Operation of Exploration and Production, traditionally the main driver of result, was marked by a combination of the mentioned drop in realized prices and continued trend of lower production. This drove the segment’s EBITDA to HRK 1.013bn, a drop of 57% YoY. CCS EBITDA excluding special items of Refining and Marketing including Consumer Services and Retail stayed strong at HRK 639m in 2020 mainly due to Retail contribution and cost saving measures.
In 2020, Ina recorded a net loss of HRK -1.14bn (compared to a profit of HRK 489m in 2019), as it was also significantly impacted by one-off non-cash items, such as impairment charges related to refinery assets in Sisak and Crosco Group assets, related to drop in engagement. On the positive side, the company managed to remain cash flow positive, with a NCFO amounting to HRK 2.2bn.
On Friday NLB’s share price noted a sharp increase of 6.31%, closing at EUR 47.2 per share.
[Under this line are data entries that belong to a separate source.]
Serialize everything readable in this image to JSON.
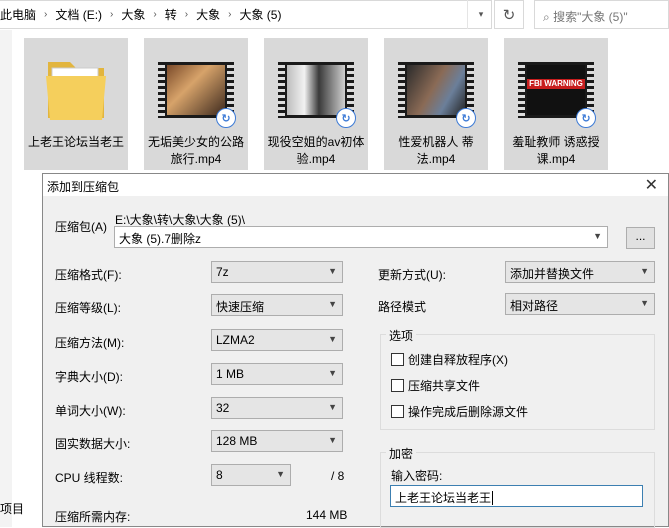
{
  "explorer": {
    "breadcrumb": [
      "此电脑",
      "文档 (E:)",
      "大象",
      "转",
      "大象",
      "大象 (5)"
    ],
    "search_placeholder": "搜索\"大象 (5)\"",
    "left_pane_partial_label": "项目",
    "files": [
      {
        "name": "上老王论坛当老王",
        "type": "folder"
      },
      {
        "name": "无垢美少女的公路旅行.mp4",
        "type": "video"
      },
      {
        "name": "现役空姐的av初体验.mp4",
        "type": "video"
      },
      {
        "name": "性爱机器人 蒂法.mp4",
        "type": "video"
      },
      {
        "name": "羞耻教师 诱惑授课.mp4",
        "type": "video",
        "thumb_text": "FBI WARNING"
      }
    ]
  },
  "dialog": {
    "title": "添加到压缩包",
    "archive_label": "压缩包(A)",
    "archive_path": "E:\\大象\\转\\大象\\大象 (5)\\",
    "archive_name": "大象 (5).7删除z",
    "browse_label": "...",
    "format_label": "压缩格式(F):",
    "format_value": "7z",
    "level_label": "压缩等级(L):",
    "level_value": "快速压缩",
    "method_label": "压缩方法(M):",
    "method_value": "LZMA2",
    "dict_label": "字典大小(D):",
    "dict_value": "1 MB",
    "word_label": "单词大小(W):",
    "word_value": "32",
    "solid_label": "固实数据大小:",
    "solid_value": "128 MB",
    "cpu_label": "CPU 线程数:",
    "cpu_value": "8",
    "cpu_max": "/ 8",
    "memory_label": "压缩所需内存:",
    "memory_value": "144 MB",
    "update_label": "更新方式(U):",
    "update_value": "添加并替换文件",
    "path_label": "路径模式",
    "path_value": "相对路径",
    "options_title": "选项",
    "opt_sfx": "创建自释放程序(X)",
    "opt_shared": "压缩共享文件",
    "opt_delete": "操作完成后删除源文件",
    "encrypt_title": "加密",
    "password_label": "输入密码:",
    "password_value": "上老王论坛当老王"
  }
}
Following the company’s preliminary announcement of FY 2020 results, NLB’s share price surged, indicating a very positive reaction from the market. The stock ended the trading day at EUR 47.2 per share, representing a daily increase of 6.31%. At the current share price, the company is traded at a P/B of 0.5x (9M 2020 results).
As a reminder, the Group reported total net operating income amounted to EUR 504.5m, representing a 2% decrease YoY. Profit before impairments and provisions amounted to EUR 210.5m, a mere 1% decrease YoY, supported by non-recurring income (the sale of NLB Vita and debt securities). Profit after tax amounted to EUR 268.9m (+38.95 YoY), strongly affected by the acquisition of Komercijalna banka, which had a net positive impact of negative goodwill in the amount of EUR 137.0m, and additionally established EUR 13.4m for expected credit losses on the performing portfolio for the Komercijalna banka group.
Excluding the impact of the acquisition, Group profit would amount to EUR 141.3m, representing a decrease of 27% YoY. Such a result significantly exceeded previous forecasts by the Group, mostly because of better-than-expected COR performance. We note that such a result is above our expectations as well, due to the same reason mentioned.
Besides that, the company indicated a dividend payment stating that their CAR is at 16.6%, with EUR 92.2m from 2020 profits already anticipated for dividend distribution, while excess capital above the regulatory requirement provides a robust basis for continued growth. Such a dividend payment indicates a high dividend yield of 10.4%.